As Jack Matlock sees it, the situation likely could have been avoided: From 1987 to 1991, Matlock was the U.S. ambassador to the Soviet Union, where he had a front-row seat to the end of the Cold War, and he sees current tensions as largely the result of poor policy choices in the intervening decades. Foreign Policy spoke with Matlock in June about U.S.-Russia diplomacy, NATO expansion, and whether all the furious criticisms of President Barack Obama's foreign policy hold water.

* * *

The Ukraine crisis was a product, in large part, of the policy of indefinite expansion of NATO to the east. If there had been no possibility of Ukraine ever becoming part of NATO, and therefore Sevastopol becoming a NATO base, Russia would not have invaded Crimea. It is as simple as that.

* * *

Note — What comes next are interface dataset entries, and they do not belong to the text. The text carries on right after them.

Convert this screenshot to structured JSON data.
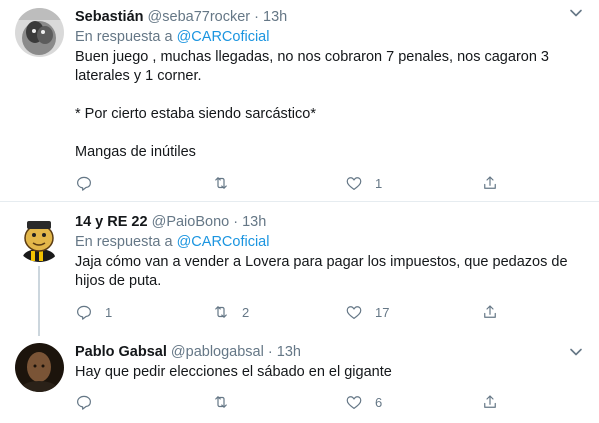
{
  "tweets": [
    {
      "name": "Sebastián",
      "handle": "@seba77rocker",
      "dot": "·",
      "time": "13h",
      "reply_prefix": "En respuesta a",
      "reply_to": "@CARCoficial",
      "text_lines": [
        "Buen juego , muchas llegadas, no nos cobraron 7 penales, nos cagaron 3 laterales y 1 corner.",
        "* Por cierto estaba siendo sarcástico*",
        "Mangas de inútiles"
      ],
      "replies": "",
      "retweets": "",
      "likes": "1"
    },
    {
      "name": "14 y RE 22",
      "handle": "@PaioBono",
      "dot": "·",
      "time": "13h",
      "reply_prefix": "En respuesta a",
      "reply_to": "@CARCoficial",
      "text_lines": [
        "Jaja cómo van a vender a Lovera para pagar los impuestos, que pedazos de hijos de puta."
      ],
      "replies": "1",
      "retweets": "2",
      "likes": "17"
    },
    {
      "name": "Pablo Gabsal",
      "handle": "@pablogabsal",
      "dot": "·",
      "time": "13h",
      "text_lines": [
        "Hay que pedir elecciones el sábado en el gigante"
      ],
      "replies": "",
      "retweets": "",
      "likes": "6"
    }
  ],
  "colors": {
    "text": "#14171a",
    "muted": "#657786",
    "link": "#1b95e0",
    "divider": "#e6ecf0",
    "thread": "#ccd6dd"
  },
  "icons": [
    "reply-icon",
    "retweet-icon",
    "like-icon",
    "share-icon",
    "caret-down-icon"
  ]
}
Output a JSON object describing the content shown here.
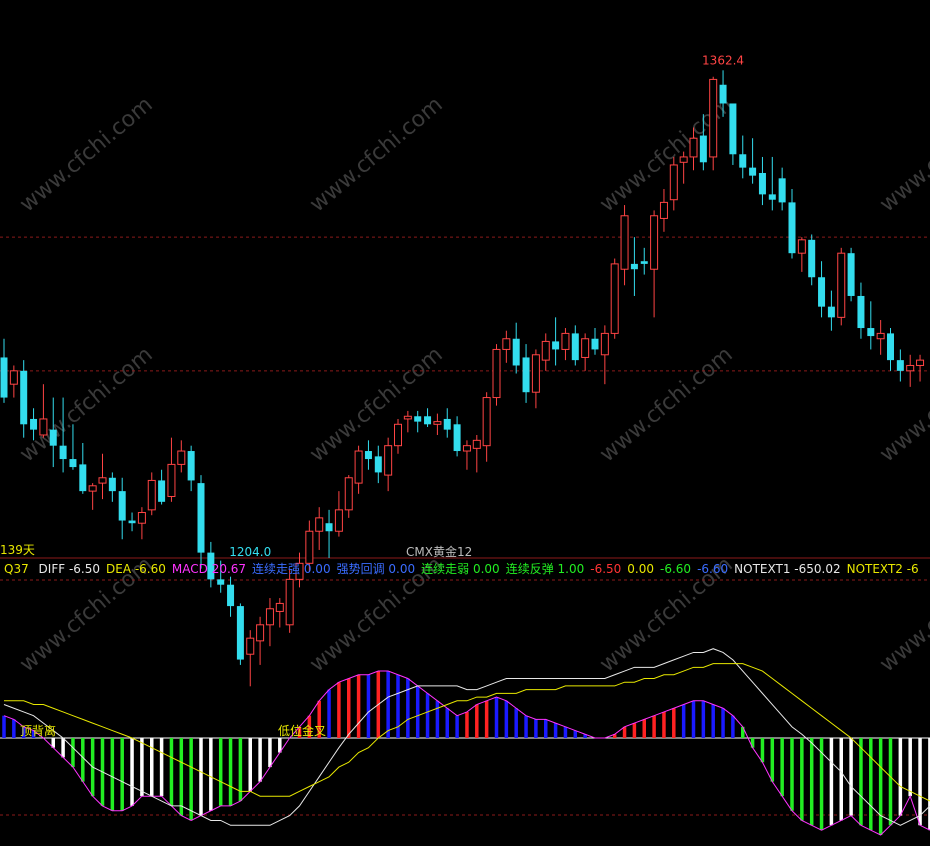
{
  "chart_data": {
    "type": "candlestick_macd",
    "instrument": "CMX黄金12",
    "days_label": "139天",
    "high_label": "1362.4",
    "low_label": "1204.0",
    "price_ylim": [
      1200,
      1370
    ],
    "price_gridlines": [
      1300,
      1250
    ],
    "candles": [
      {
        "o": 1255,
        "h": 1262,
        "l": 1238,
        "c": 1240
      },
      {
        "o": 1245,
        "h": 1252,
        "l": 1240,
        "c": 1250
      },
      {
        "o": 1250,
        "h": 1254,
        "l": 1225,
        "c": 1230
      },
      {
        "o": 1232,
        "h": 1236,
        "l": 1224,
        "c": 1228
      },
      {
        "o": 1226,
        "h": 1245,
        "l": 1225,
        "c": 1232
      },
      {
        "o": 1228,
        "h": 1240,
        "l": 1214,
        "c": 1222
      },
      {
        "o": 1222,
        "h": 1240,
        "l": 1212,
        "c": 1217
      },
      {
        "o": 1217,
        "h": 1230,
        "l": 1213,
        "c": 1214
      },
      {
        "o": 1215,
        "h": 1223,
        "l": 1204,
        "c": 1205
      },
      {
        "o": 1205,
        "h": 1208,
        "l": 1198,
        "c": 1207
      },
      {
        "o": 1208,
        "h": 1219,
        "l": 1202,
        "c": 1210
      },
      {
        "o": 1210,
        "h": 1212,
        "l": 1201,
        "c": 1205
      },
      {
        "o": 1205,
        "h": 1210,
        "l": 1187,
        "c": 1194
      },
      {
        "o": 1194,
        "h": 1197,
        "l": 1190,
        "c": 1193
      },
      {
        "o": 1193,
        "h": 1199,
        "l": 1187,
        "c": 1197
      },
      {
        "o": 1198,
        "h": 1212,
        "l": 1196,
        "c": 1209
      },
      {
        "o": 1209,
        "h": 1213,
        "l": 1200,
        "c": 1201
      },
      {
        "o": 1203,
        "h": 1225,
        "l": 1201,
        "c": 1215
      },
      {
        "o": 1215,
        "h": 1224,
        "l": 1212,
        "c": 1220
      },
      {
        "o": 1220,
        "h": 1222,
        "l": 1205,
        "c": 1209
      },
      {
        "o": 1208,
        "h": 1211,
        "l": 1176,
        "c": 1182
      },
      {
        "o": 1182,
        "h": 1186,
        "l": 1169,
        "c": 1172
      },
      {
        "o": 1172,
        "h": 1179,
        "l": 1167,
        "c": 1170
      },
      {
        "o": 1170,
        "h": 1173,
        "l": 1158,
        "c": 1162
      },
      {
        "o": 1162,
        "h": 1163,
        "l": 1140,
        "c": 1142
      },
      {
        "o": 1144,
        "h": 1153,
        "l": 1132,
        "c": 1150
      },
      {
        "o": 1149,
        "h": 1158,
        "l": 1140,
        "c": 1155
      },
      {
        "o": 1155,
        "h": 1165,
        "l": 1147,
        "c": 1161
      },
      {
        "o": 1160,
        "h": 1165,
        "l": 1154,
        "c": 1163
      },
      {
        "o": 1155,
        "h": 1176,
        "l": 1152,
        "c": 1172
      },
      {
        "o": 1172,
        "h": 1182,
        "l": 1169,
        "c": 1178
      },
      {
        "o": 1178,
        "h": 1194,
        "l": 1175,
        "c": 1190
      },
      {
        "o": 1190,
        "h": 1199,
        "l": 1183,
        "c": 1195
      },
      {
        "o": 1193,
        "h": 1198,
        "l": 1180,
        "c": 1190
      },
      {
        "o": 1190,
        "h": 1205,
        "l": 1188,
        "c": 1198
      },
      {
        "o": 1198,
        "h": 1211,
        "l": 1195,
        "c": 1210
      },
      {
        "o": 1208,
        "h": 1222,
        "l": 1204,
        "c": 1220
      },
      {
        "o": 1220,
        "h": 1224,
        "l": 1213,
        "c": 1217
      },
      {
        "o": 1218,
        "h": 1222,
        "l": 1208,
        "c": 1212
      },
      {
        "o": 1211,
        "h": 1225,
        "l": 1205,
        "c": 1222
      },
      {
        "o": 1222,
        "h": 1232,
        "l": 1219,
        "c": 1230
      },
      {
        "o": 1232,
        "h": 1235,
        "l": 1227,
        "c": 1233
      },
      {
        "o": 1233,
        "h": 1235,
        "l": 1227,
        "c": 1231
      },
      {
        "o": 1233,
        "h": 1236,
        "l": 1229,
        "c": 1230
      },
      {
        "o": 1230,
        "h": 1234,
        "l": 1226,
        "c": 1231
      },
      {
        "o": 1232,
        "h": 1236,
        "l": 1225,
        "c": 1228
      },
      {
        "o": 1230,
        "h": 1233,
        "l": 1218,
        "c": 1220
      },
      {
        "o": 1220,
        "h": 1224,
        "l": 1213,
        "c": 1222
      },
      {
        "o": 1221,
        "h": 1226,
        "l": 1212,
        "c": 1224
      },
      {
        "o": 1222,
        "h": 1242,
        "l": 1216,
        "c": 1240
      },
      {
        "o": 1240,
        "h": 1260,
        "l": 1237,
        "c": 1258
      },
      {
        "o": 1258,
        "h": 1265,
        "l": 1253,
        "c": 1262
      },
      {
        "o": 1262,
        "h": 1268,
        "l": 1249,
        "c": 1252
      },
      {
        "o": 1255,
        "h": 1260,
        "l": 1238,
        "c": 1242
      },
      {
        "o": 1242,
        "h": 1258,
        "l": 1236,
        "c": 1256
      },
      {
        "o": 1254,
        "h": 1264,
        "l": 1250,
        "c": 1261
      },
      {
        "o": 1261,
        "h": 1270,
        "l": 1252,
        "c": 1258
      },
      {
        "o": 1258,
        "h": 1266,
        "l": 1254,
        "c": 1264
      },
      {
        "o": 1264,
        "h": 1267,
        "l": 1252,
        "c": 1254
      },
      {
        "o": 1255,
        "h": 1264,
        "l": 1250,
        "c": 1262
      },
      {
        "o": 1262,
        "h": 1266,
        "l": 1256,
        "c": 1258
      },
      {
        "o": 1256,
        "h": 1267,
        "l": 1245,
        "c": 1264
      },
      {
        "o": 1264,
        "h": 1292,
        "l": 1262,
        "c": 1290
      },
      {
        "o": 1288,
        "h": 1312,
        "l": 1282,
        "c": 1308
      },
      {
        "o": 1290,
        "h": 1300,
        "l": 1278,
        "c": 1288
      },
      {
        "o": 1291,
        "h": 1296,
        "l": 1286,
        "c": 1290
      },
      {
        "o": 1288,
        "h": 1310,
        "l": 1270,
        "c": 1308
      },
      {
        "o": 1307,
        "h": 1318,
        "l": 1302,
        "c": 1313
      },
      {
        "o": 1314,
        "h": 1330,
        "l": 1310,
        "c": 1327
      },
      {
        "o": 1328,
        "h": 1332,
        "l": 1320,
        "c": 1330
      },
      {
        "o": 1330,
        "h": 1341,
        "l": 1325,
        "c": 1337
      },
      {
        "o": 1338,
        "h": 1346,
        "l": 1325,
        "c": 1328
      },
      {
        "o": 1330,
        "h": 1360,
        "l": 1325,
        "c": 1359
      },
      {
        "o": 1357,
        "h": 1362.4,
        "l": 1345,
        "c": 1350
      },
      {
        "o": 1350,
        "h": 1348,
        "l": 1327,
        "c": 1331
      },
      {
        "o": 1331,
        "h": 1338,
        "l": 1322,
        "c": 1326
      },
      {
        "o": 1326,
        "h": 1337,
        "l": 1320,
        "c": 1323
      },
      {
        "o": 1324,
        "h": 1330,
        "l": 1312,
        "c": 1316
      },
      {
        "o": 1316,
        "h": 1330,
        "l": 1310,
        "c": 1314
      },
      {
        "o": 1322,
        "h": 1326,
        "l": 1310,
        "c": 1313
      },
      {
        "o": 1313,
        "h": 1318,
        "l": 1292,
        "c": 1294
      },
      {
        "o": 1294,
        "h": 1300,
        "l": 1287,
        "c": 1299
      },
      {
        "o": 1299,
        "h": 1301,
        "l": 1282,
        "c": 1285
      },
      {
        "o": 1285,
        "h": 1291,
        "l": 1270,
        "c": 1274
      },
      {
        "o": 1274,
        "h": 1280,
        "l": 1265,
        "c": 1270
      },
      {
        "o": 1270,
        "h": 1296,
        "l": 1267,
        "c": 1294
      },
      {
        "o": 1294,
        "h": 1296,
        "l": 1276,
        "c": 1278
      },
      {
        "o": 1278,
        "h": 1283,
        "l": 1262,
        "c": 1266
      },
      {
        "o": 1266,
        "h": 1276,
        "l": 1258,
        "c": 1263
      },
      {
        "o": 1262,
        "h": 1269,
        "l": 1256,
        "c": 1264
      },
      {
        "o": 1264,
        "h": 1266,
        "l": 1250,
        "c": 1254
      },
      {
        "o": 1254,
        "h": 1258,
        "l": 1246,
        "c": 1250
      },
      {
        "o": 1250,
        "h": 1256,
        "l": 1244,
        "c": 1252
      },
      {
        "o": 1252,
        "h": 1256,
        "l": 1246,
        "c": 1254
      }
    ],
    "indicator": {
      "name": "Q37",
      "ylim": [
        -20,
        25
      ],
      "zero_label_left": "顶背离",
      "zero_label_mid": "低位金叉",
      "legend": [
        {
          "text": "DIFF -6.50",
          "color": "#e8e8e8"
        },
        {
          "text": "DEA -6.60",
          "color": "#e8e800"
        },
        {
          "text": "MACD 20.67",
          "color": "#ff33ff"
        },
        {
          "text": "连续走强 0.00",
          "color": "#3a6cff"
        },
        {
          "text": "强势回调 0.00",
          "color": "#3a6cff"
        },
        {
          "text": "连续走弱 0.00",
          "color": "#22ee22"
        },
        {
          "text": "连续反弹 1.00",
          "color": "#22ee22"
        },
        {
          "text": "-6.50",
          "color": "#ff3333"
        },
        {
          "text": "0.00",
          "color": "#e8e800"
        },
        {
          "text": "-6.60",
          "color": "#22ee22"
        },
        {
          "text": "-6.60",
          "color": "#3a6cff"
        },
        {
          "text": "NOTEXT1 -650.02",
          "color": "#e8e8e8"
        },
        {
          "text": "NOTEXT2 -6",
          "color": "#e8e800"
        }
      ],
      "diff": [
        9,
        8,
        7,
        6,
        4,
        2,
        0,
        -2,
        -4,
        -6,
        -7,
        -8,
        -9,
        -10,
        -11,
        -12,
        -13,
        -14,
        -14,
        -15,
        -16,
        -17,
        -17,
        -18,
        -18,
        -18,
        -18,
        -18,
        -17,
        -16,
        -14,
        -11,
        -8,
        -5,
        -2,
        1,
        4,
        7,
        9,
        11,
        12,
        13,
        14,
        14,
        14,
        14,
        14,
        13,
        13,
        14,
        15,
        16,
        16,
        16,
        16,
        16,
        16,
        16,
        16,
        16,
        16,
        16,
        17,
        18,
        19,
        19,
        19,
        20,
        21,
        22,
        23,
        23,
        24,
        23,
        21,
        18,
        15,
        12,
        9,
        6,
        3,
        1,
        -1,
        -3,
        -5,
        -7,
        -10,
        -12,
        -14,
        -16,
        -17,
        -18,
        -17,
        -16,
        -14
      ],
      "dea": [
        10,
        10,
        10,
        9,
        9,
        8,
        7,
        6,
        5,
        4,
        3,
        2,
        1,
        0,
        -1,
        -2,
        -3,
        -4,
        -5,
        -6,
        -7,
        -8,
        -9,
        -10,
        -11,
        -11,
        -12,
        -12,
        -12,
        -12,
        -11,
        -10,
        -9,
        -8,
        -6,
        -5,
        -3,
        -2,
        0,
        2,
        3,
        5,
        6,
        7,
        8,
        9,
        10,
        10,
        11,
        11,
        12,
        12,
        12,
        13,
        13,
        13,
        13,
        14,
        14,
        14,
        14,
        14,
        14,
        15,
        15,
        16,
        16,
        17,
        17,
        18,
        19,
        19,
        20,
        20,
        20,
        20,
        19,
        18,
        16,
        14,
        12,
        10,
        8,
        6,
        4,
        2,
        0,
        -2,
        -4,
        -6,
        -8,
        -10,
        -11,
        -12,
        -13
      ],
      "macd": [
        6,
        5,
        3,
        2,
        0,
        -2,
        -4,
        -6,
        -9,
        -12,
        -14,
        -15,
        -15,
        -14,
        -12,
        -12,
        -12,
        -14,
        -16,
        -17,
        -16,
        -15,
        -14,
        -14,
        -13,
        -11,
        -9,
        -6,
        -3,
        0,
        3,
        6,
        10,
        13,
        15,
        16,
        17,
        17,
        18,
        18,
        17,
        16,
        14,
        12,
        10,
        8,
        6,
        7,
        9,
        10,
        11,
        10,
        8,
        6,
        5,
        5,
        4,
        3,
        2,
        1,
        0,
        0,
        1,
        3,
        4,
        5,
        6,
        7,
        8,
        9,
        10,
        10,
        9,
        8,
        6,
        3,
        -2,
        -5,
        -9,
        -12,
        -15,
        -17,
        -18,
        -19,
        -18,
        -17,
        -16,
        -18,
        -19,
        -20,
        -18,
        -16,
        -12,
        -18,
        -19
      ],
      "macd_colors": [
        "b",
        "b",
        "b",
        "b",
        "b",
        "w",
        "w",
        "g",
        "g",
        "g",
        "g",
        "g",
        "g",
        "w",
        "w",
        "w",
        "w",
        "g",
        "g",
        "g",
        "w",
        "w",
        "g",
        "g",
        "g",
        "w",
        "w",
        "w",
        "w",
        "r",
        "r",
        "r",
        "r",
        "b",
        "r",
        "r",
        "r",
        "b",
        "r",
        "b",
        "b",
        "b",
        "b",
        "b",
        "b",
        "b",
        "b",
        "r",
        "r",
        "r",
        "b",
        "b",
        "b",
        "b",
        "b",
        "b",
        "b",
        "b",
        "b",
        "b",
        "b",
        "b",
        "r",
        "r",
        "r",
        "r",
        "r",
        "r",
        "r",
        "b",
        "b",
        "b",
        "b",
        "b",
        "b",
        "g",
        "g",
        "g",
        "g",
        "g",
        "g",
        "g",
        "g",
        "g",
        "w",
        "w",
        "w",
        "g",
        "g",
        "g",
        "g",
        "w",
        "w",
        "w",
        "w"
      ]
    }
  }
}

Americans have lived for nearly two centuries with the Monroe Doctrine. Why don't we understand that other countries are sensitive about military bases from potential rivals not only coming up to their borders, but taking land which they have historically considered theirs? These are extremely emotional issues -- issues that are made to order for any authoritarian ruler that wants to strengthen his rule.

* * *

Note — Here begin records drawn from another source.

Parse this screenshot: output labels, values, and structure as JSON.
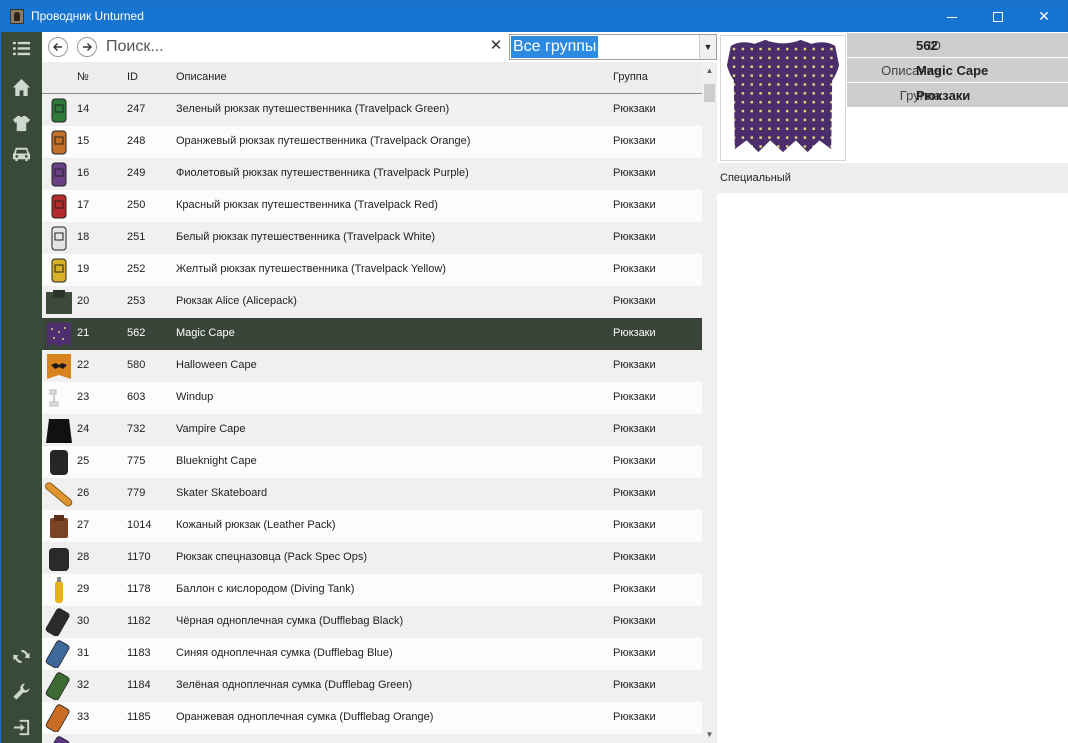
{
  "window": {
    "title": "Проводник Unturned"
  },
  "sidebar": {
    "icons": [
      "list-icon",
      "home-icon",
      "shirt-icon",
      "car-icon",
      "refresh-icon",
      "wrench-icon",
      "exit-icon"
    ]
  },
  "toolbar": {
    "search_placeholder": "Поиск...",
    "clear_glyph": "✕",
    "group_value": "Все группы"
  },
  "table": {
    "headers": {
      "num": "№",
      "id": "ID",
      "desc": "Описание",
      "group": "Группа"
    },
    "selected_index": 7,
    "rows": [
      {
        "num": "14",
        "id": "247",
        "desc": "Зеленый рюкзак путешественника (Travelpack Green)",
        "group": "Рюкзаки",
        "icon": "travelpack-green-icon",
        "color": "#2f7a3a"
      },
      {
        "num": "15",
        "id": "248",
        "desc": "Оранжевый рюкзак путешественника (Travelpack Orange)",
        "group": "Рюкзаки",
        "icon": "travelpack-orange-icon",
        "color": "#c4702a"
      },
      {
        "num": "16",
        "id": "249",
        "desc": "Фиолетовый рюкзак путешественника (Travelpack Purple)",
        "group": "Рюкзаки",
        "icon": "travelpack-purple-icon",
        "color": "#6a3f84"
      },
      {
        "num": "17",
        "id": "250",
        "desc": "Красный рюкзак путешественника (Travelpack Red)",
        "group": "Рюкзаки",
        "icon": "travelpack-red-icon",
        "color": "#b52a2a"
      },
      {
        "num": "18",
        "id": "251",
        "desc": "Белый рюкзак путешественника (Travelpack White)",
        "group": "Рюкзаки",
        "icon": "travelpack-white-icon",
        "color": "#e4e4e4"
      },
      {
        "num": "19",
        "id": "252",
        "desc": "Желтый рюкзак путешественника (Travelpack Yellow)",
        "group": "Рюкзаки",
        "icon": "travelpack-yellow-icon",
        "color": "#d7b227"
      },
      {
        "num": "20",
        "id": "253",
        "desc": "Рюкзак Alice (Alicepack)",
        "group": "Рюкзаки",
        "icon": "alicepack-icon",
        "color": "#3d4a3b"
      },
      {
        "num": "21",
        "id": "562",
        "desc": "Magic Cape",
        "group": "Рюкзаки",
        "icon": "magic-cape-icon",
        "color": "#4d2f6d"
      },
      {
        "num": "22",
        "id": "580",
        "desc": "Halloween Cape",
        "group": "Рюкзаки",
        "icon": "halloween-cape-icon",
        "color": "#d8841e"
      },
      {
        "num": "23",
        "id": "603",
        "desc": "Windup",
        "group": "Рюкзаки",
        "icon": "windup-icon",
        "color": "#e8e8e8"
      },
      {
        "num": "24",
        "id": "732",
        "desc": "Vampire Cape",
        "group": "Рюкзаки",
        "icon": "vampire-cape-icon",
        "color": "#111111"
      },
      {
        "num": "25",
        "id": "775",
        "desc": "Blueknight Cape",
        "group": "Рюкзаки",
        "icon": "blueknight-cape-icon",
        "color": "#262626"
      },
      {
        "num": "26",
        "id": "779",
        "desc": "Skater Skateboard",
        "group": "Рюкзаки",
        "icon": "skateboard-icon",
        "color": "#e0962e"
      },
      {
        "num": "27",
        "id": "1014",
        "desc": "Кожаный рюкзак (Leather Pack)",
        "group": "Рюкзаки",
        "icon": "leather-pack-icon",
        "color": "#7a4326"
      },
      {
        "num": "28",
        "id": "1170",
        "desc": "Рюкзак спецназовца (Pack Spec Ops)",
        "group": "Рюкзаки",
        "icon": "pack-spec-ops-icon",
        "color": "#2a2a2a"
      },
      {
        "num": "29",
        "id": "1178",
        "desc": "Баллон с кислородом (Diving Tank)",
        "group": "Рюкзаки",
        "icon": "diving-tank-icon",
        "color": "#e8b018"
      },
      {
        "num": "30",
        "id": "1182",
        "desc": "Чёрная одноплечная сумка (Dufflebag Black)",
        "group": "Рюкзаки",
        "icon": "dufflebag-black-icon",
        "color": "#2b2b2b"
      },
      {
        "num": "31",
        "id": "1183",
        "desc": "Синяя одноплечная сумка (Dufflebag Blue)",
        "group": "Рюкзаки",
        "icon": "dufflebag-blue-icon",
        "color": "#3d6a98"
      },
      {
        "num": "32",
        "id": "1184",
        "desc": "Зелёная одноплечная сумка (Dufflebag Green)",
        "group": "Рюкзаки",
        "icon": "dufflebag-green-icon",
        "color": "#3b6b33"
      },
      {
        "num": "33",
        "id": "1185",
        "desc": "Оранжевая одноплечная сумка (Dufflebag Orange)",
        "group": "Рюкзаки",
        "icon": "dufflebag-orange-icon",
        "color": "#c96d25"
      },
      {
        "num": "",
        "id": "",
        "desc": "",
        "group": "",
        "icon": "dufflebag-purple-icon",
        "color": "#5a3580"
      }
    ]
  },
  "detail": {
    "preview_icon": "magic-cape-icon",
    "id_label": "ID",
    "id_value": "562",
    "desc_label": "Описание",
    "desc_value": "Magic Cape",
    "group_label": "Группа",
    "group_value": "Рюкзаки",
    "special_label": "Специальный"
  }
}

It was our goal in 1991 to try to keep the republics of the Soviet Union, other than the three Baltic states, together in some sort of federation. We didn't force the breakup of the Soviet Union. To think that you can just treat the states as if they were traditionally independent countries with a sort of a hands-off relationship to each other is simply absurd.

* * *

The basic concept of the Obama administration's "reset" had the flaw that the United States continued to, quote, "support democratic forces within Russia." What Vladimir Putin believes is that the Orange Revolution in Ukraine, the Rose Revolution in Georgia were plots actually organized by the CIA and that the United States is trying to do the same thing in Russia. When people started demonstrations in Moscow the year before last and Washington made it publicly clear it was dismayed by Putin coming back into the presidency -- that was not very smart diplomacy. You may not like him, but you shut up if you've gotta deal with the guy.

* * *

In the case of Syria, there was a definite difference of opinion about what the impact of trying to remove Bashar al-Assad would be. The Russians were convinced that al Qaeda would seize a good part of the territory. So the idea that they are helping keep Assad in power: Yes, they are! They are afraid of what would happen to the country. They have pointed out that America didn't do all that well in Iraq, invading it. We haven't done all that great in Libya. Why the hell do we want to keep on? The American people certainly don't want us to. But you have almost a clique in Washington that just can't look at any atrocity in the world without wanting the United States to get involved militarily.

* * *

I think Obama is moving in the right direction in general. I'm with his foreign policy about 80 percent, and most of the criticism of him, I think, has been quite unfounded -- these ridiculous investigations over Benghazi and now over the prisoner release. I'm almost ashamed of our politics. Obama is handling those things as well as he can.

Illustration by Robert Ball for FP